» Task requirements
A word-for-word copy of the entries below is required.

» Records to process

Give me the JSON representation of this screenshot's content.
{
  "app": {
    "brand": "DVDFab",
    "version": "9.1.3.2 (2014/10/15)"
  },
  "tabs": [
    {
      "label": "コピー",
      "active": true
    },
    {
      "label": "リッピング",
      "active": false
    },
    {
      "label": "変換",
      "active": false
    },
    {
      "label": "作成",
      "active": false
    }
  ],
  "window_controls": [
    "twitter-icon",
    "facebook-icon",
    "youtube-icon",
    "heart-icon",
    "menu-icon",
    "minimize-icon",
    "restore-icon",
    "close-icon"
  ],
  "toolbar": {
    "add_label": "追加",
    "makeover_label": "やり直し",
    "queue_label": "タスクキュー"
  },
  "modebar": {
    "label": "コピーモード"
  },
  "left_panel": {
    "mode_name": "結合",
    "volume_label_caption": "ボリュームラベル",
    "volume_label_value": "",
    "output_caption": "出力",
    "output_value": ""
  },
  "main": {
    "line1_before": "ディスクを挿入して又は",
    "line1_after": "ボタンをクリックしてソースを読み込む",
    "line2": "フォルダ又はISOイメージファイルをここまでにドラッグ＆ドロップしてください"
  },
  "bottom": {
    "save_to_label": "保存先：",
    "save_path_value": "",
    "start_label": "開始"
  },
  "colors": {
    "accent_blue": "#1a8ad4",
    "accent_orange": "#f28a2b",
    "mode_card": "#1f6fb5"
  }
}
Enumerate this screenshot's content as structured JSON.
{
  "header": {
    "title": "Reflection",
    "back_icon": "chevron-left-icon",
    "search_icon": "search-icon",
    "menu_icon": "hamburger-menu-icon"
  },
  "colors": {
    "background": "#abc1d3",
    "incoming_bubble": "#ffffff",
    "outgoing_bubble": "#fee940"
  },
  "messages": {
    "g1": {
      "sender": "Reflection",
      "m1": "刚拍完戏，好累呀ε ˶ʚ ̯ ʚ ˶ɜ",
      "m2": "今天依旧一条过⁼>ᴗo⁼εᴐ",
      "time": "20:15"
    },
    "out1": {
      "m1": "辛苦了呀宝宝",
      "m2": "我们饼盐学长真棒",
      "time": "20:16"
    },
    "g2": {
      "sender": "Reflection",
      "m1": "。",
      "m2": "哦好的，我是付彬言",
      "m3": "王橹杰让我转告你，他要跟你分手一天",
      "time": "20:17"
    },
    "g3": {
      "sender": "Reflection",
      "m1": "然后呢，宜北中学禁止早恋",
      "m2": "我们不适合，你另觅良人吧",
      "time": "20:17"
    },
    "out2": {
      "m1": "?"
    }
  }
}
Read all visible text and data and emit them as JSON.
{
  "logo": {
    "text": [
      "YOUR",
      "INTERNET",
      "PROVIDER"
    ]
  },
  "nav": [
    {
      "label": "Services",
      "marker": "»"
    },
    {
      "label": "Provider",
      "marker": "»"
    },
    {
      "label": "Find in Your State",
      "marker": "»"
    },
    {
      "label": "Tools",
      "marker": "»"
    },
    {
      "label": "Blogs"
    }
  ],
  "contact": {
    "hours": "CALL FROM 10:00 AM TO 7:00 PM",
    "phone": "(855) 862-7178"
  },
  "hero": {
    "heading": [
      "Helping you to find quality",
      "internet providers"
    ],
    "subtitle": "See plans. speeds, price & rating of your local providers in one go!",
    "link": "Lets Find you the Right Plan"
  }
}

» Your response
Give me the JSON representation of this screenshot's content.
{
  "app": {
    "brand": "DVDFab",
    "version": "9.1.3.2 (2014/10/15)"
  },
  "tabs": [
    {
      "label": "コピー",
      "active": true
    },
    {
      "label": "リッピング",
      "active": false
    },
    {
      "label": "変換",
      "active": false
    },
    {
      "label": "作成",
      "active": false
    }
  ],
  "window_controls": [
    "twitter-icon",
    "facebook-icon",
    "youtube-icon",
    "heart-icon",
    "menu-icon",
    "minimize-icon",
    "restore-icon",
    "close-icon"
  ],
  "toolbar": {
    "add_label": "追加",
    "makeover_label": "やり直し",
    "queue_label": "タスクキュー"
  },
  "modebar": {
    "label": "コピーモード"
  },
  "left_panel": {
    "mode_name": "結合",
    "volume_label_caption": "ボリュームラベル",
    "volume_label_value": "",
    "output_caption": "出力",
    "output_value": ""
  },
  "main": {
    "line1_before": "ディスクを挿入して又は",
    "line1_after": "ボタンをクリックしてソースを読み込む",
    "line2": "フォルダ又はISOイメージファイルをここまでにドラッグ＆ドロップしてください"
  },
  "bottom": {
    "save_to_label": "保存先：",
    "save_path_value": "",
    "start_label": "開始"
  },
  "colors": {
    "accent_blue": "#1a8ad4",
    "accent_orange": "#f28a2b",
    "mode_card": "#1f6fb5"
  }
}
Enumerate this screenshot's content as structured JSON.
{
  "header": {
    "title": "Reflection",
    "back_icon": "chevron-left-icon",
    "search_icon": "search-icon",
    "menu_icon": "hamburger-menu-icon"
  },
  "colors": {
    "background": "#abc1d3",
    "incoming_bubble": "#ffffff",
    "outgoing_bubble": "#fee940"
  },
  "messages": {
    "g1": {
      "sender": "Reflection",
      "m1": "刚拍完戏，好累呀ε ˶ʚ ̯ ʚ ˶ɜ",
      "m2": "今天依旧一条过⁼>ᴗo⁼εᴐ",
      "time": "20:15"
    },
    "out1": {
      "m1": "辛苦了呀宝宝",
      "m2": "我们饼盐学长真棒",
      "time": "20:16"
    },
    "g2": {
      "sender": "Reflection",
      "m1": "。",
      "m2": "哦好的，我是付彬言",
      "m3": "王橹杰让我转告你，他要跟你分手一天",
      "time": "20:17"
    },
    "g3": {
      "sender": "Reflection",
      "m1": "然后呢，宜北中学禁止早恋",
      "m2": "我们不适合，你另觅良人吧",
      "time": "20:17"
    },
    "out2": {
      "m1": "?"
    }
  }
}
Read all visible text and data and emit them as JSON.
{
  "logo": {
    "text": [
      "YOUR",
      "INTERNET",
      "PROVIDER"
    ]
  },
  "nav": [
    {
      "label": "Services",
      "marker": "»"
    },
    {
      "label": "Provider",
      "marker": "»"
    },
    {
      "label": "Find in Your State",
      "marker": "»"
    },
    {
      "label": "Tools",
      "marker": "»"
    },
    {
      "label": "Blogs"
    }
  ],
  "contact": {
    "hours": "CALL FROM 10:00 AM TO 7:00 PM",
    "phone": "(855) 862-7178"
  },
  "hero": {
    "heading": [
      "Helping you to find quality",
      "internet providers"
    ],
    "subtitle": "See plans. speeds, price & rating of your local providers in one go!",
    "link": "Lets Find you the Right Plan"
  }
}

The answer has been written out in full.